By Derek Irvine
The impact of positivity in the workplace is a subject of some debate. Some point to its tangible benefits, but others are somewhat more cynical. While the truth may take some time to uncover, the ultimate impact may be attributable to variability in how positive organizational strategies and initiatives have been implemented.
As I wrote in this post on Compensation Cafe, creating a positivity-driven workplace typically follows some variation on one of two potential paths: “At one end of the spectrum: a fad-like approach to tick a box off the list. At the other end, a holistic approach to integrate positivity into the fabric of the business.”
The closer an organization can get to the latter, the more benefits they are likely to see from building a positive employee experience. With that in mind, there are three main things to consider to successfully build towards a more positive workplace:
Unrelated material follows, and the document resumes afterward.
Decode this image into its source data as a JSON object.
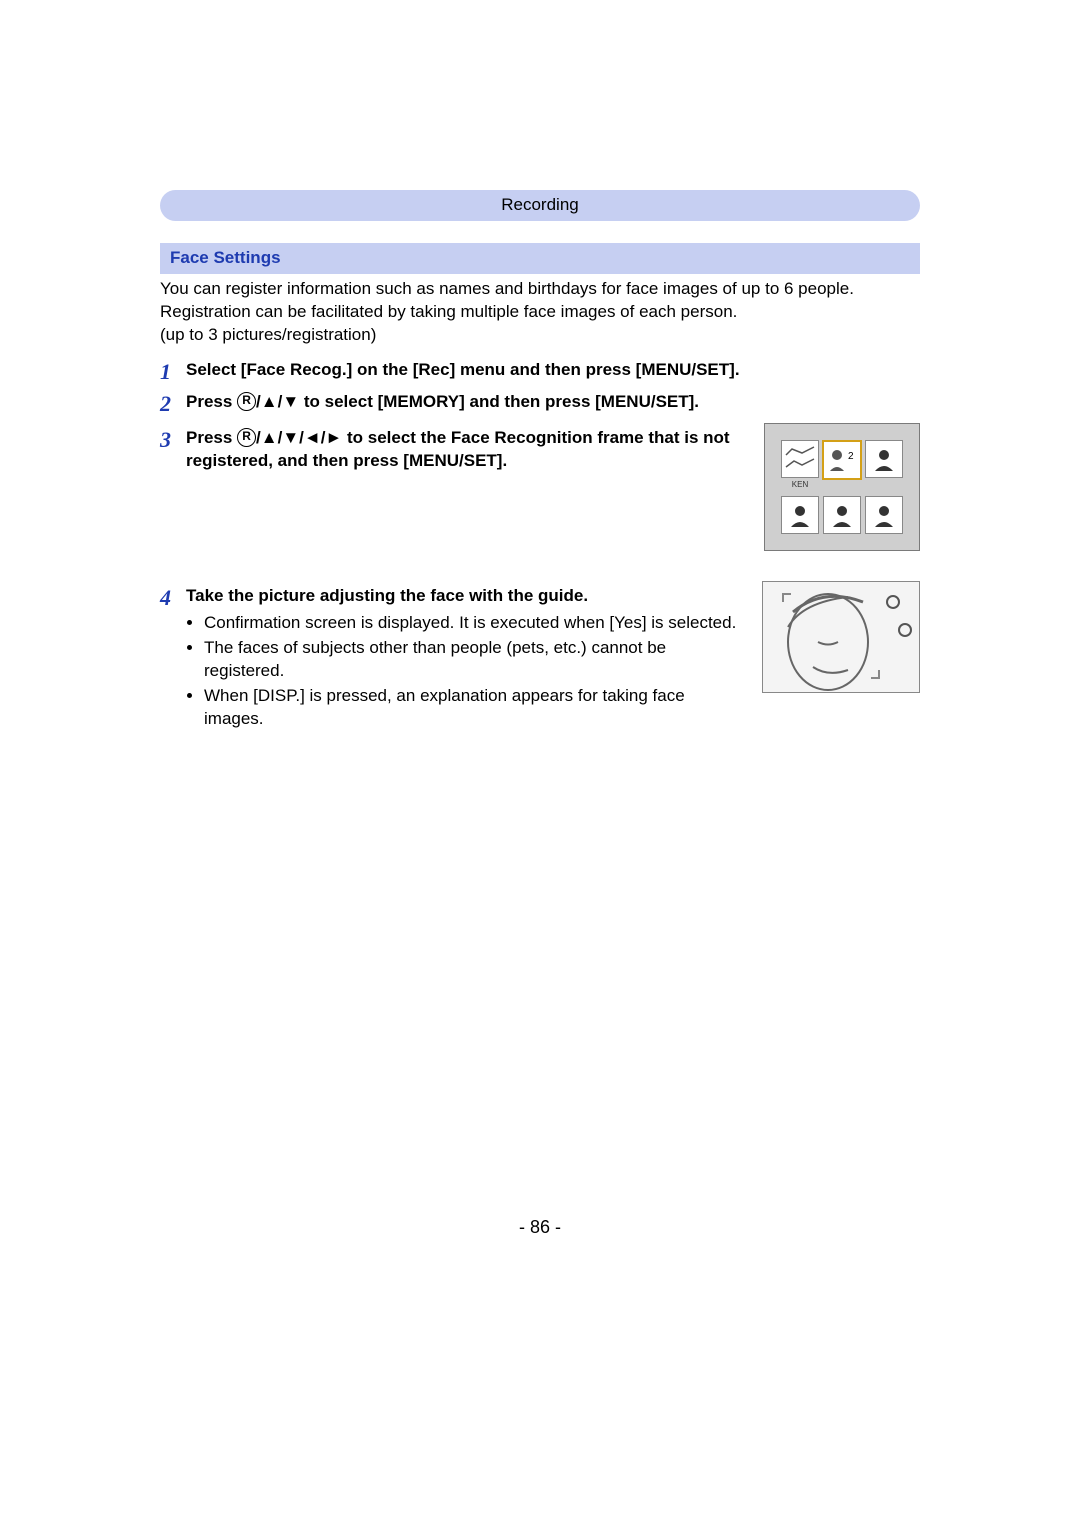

1. Focus on drivers that lead to the outcome of positivity. Too often, positivity is treated like a driver instead of an outcome. In reality, organizational practices and norms are the drivers that lead to a positive employee experience. Keeping the two distinct allows leaders to think through the relationships between those practices and positivity, and why those relationships matter to business performance.
2. Focus on long-term practices that tap into enduring aspects of human motivation. Positivity fads focus on quick-fixes that only lead to momentary benefits or unsustainable behavior change. Instead, HR and business leaders need to consider practices that are more durable, tapping into attributes that make work meaningful and create a sense of belonging.
3. Focus on aligning multiple practices into a cohesive strategy. A single practice, no matter how effective, set against a company’s current culture is unlikely to be effective in creating lasting change. Creating a positive work experience requires a set of practices and norms that reinforce one another, gradually creating culture shift that influences everyday work experiences.
What has been successful for your organization in creating a better work experience?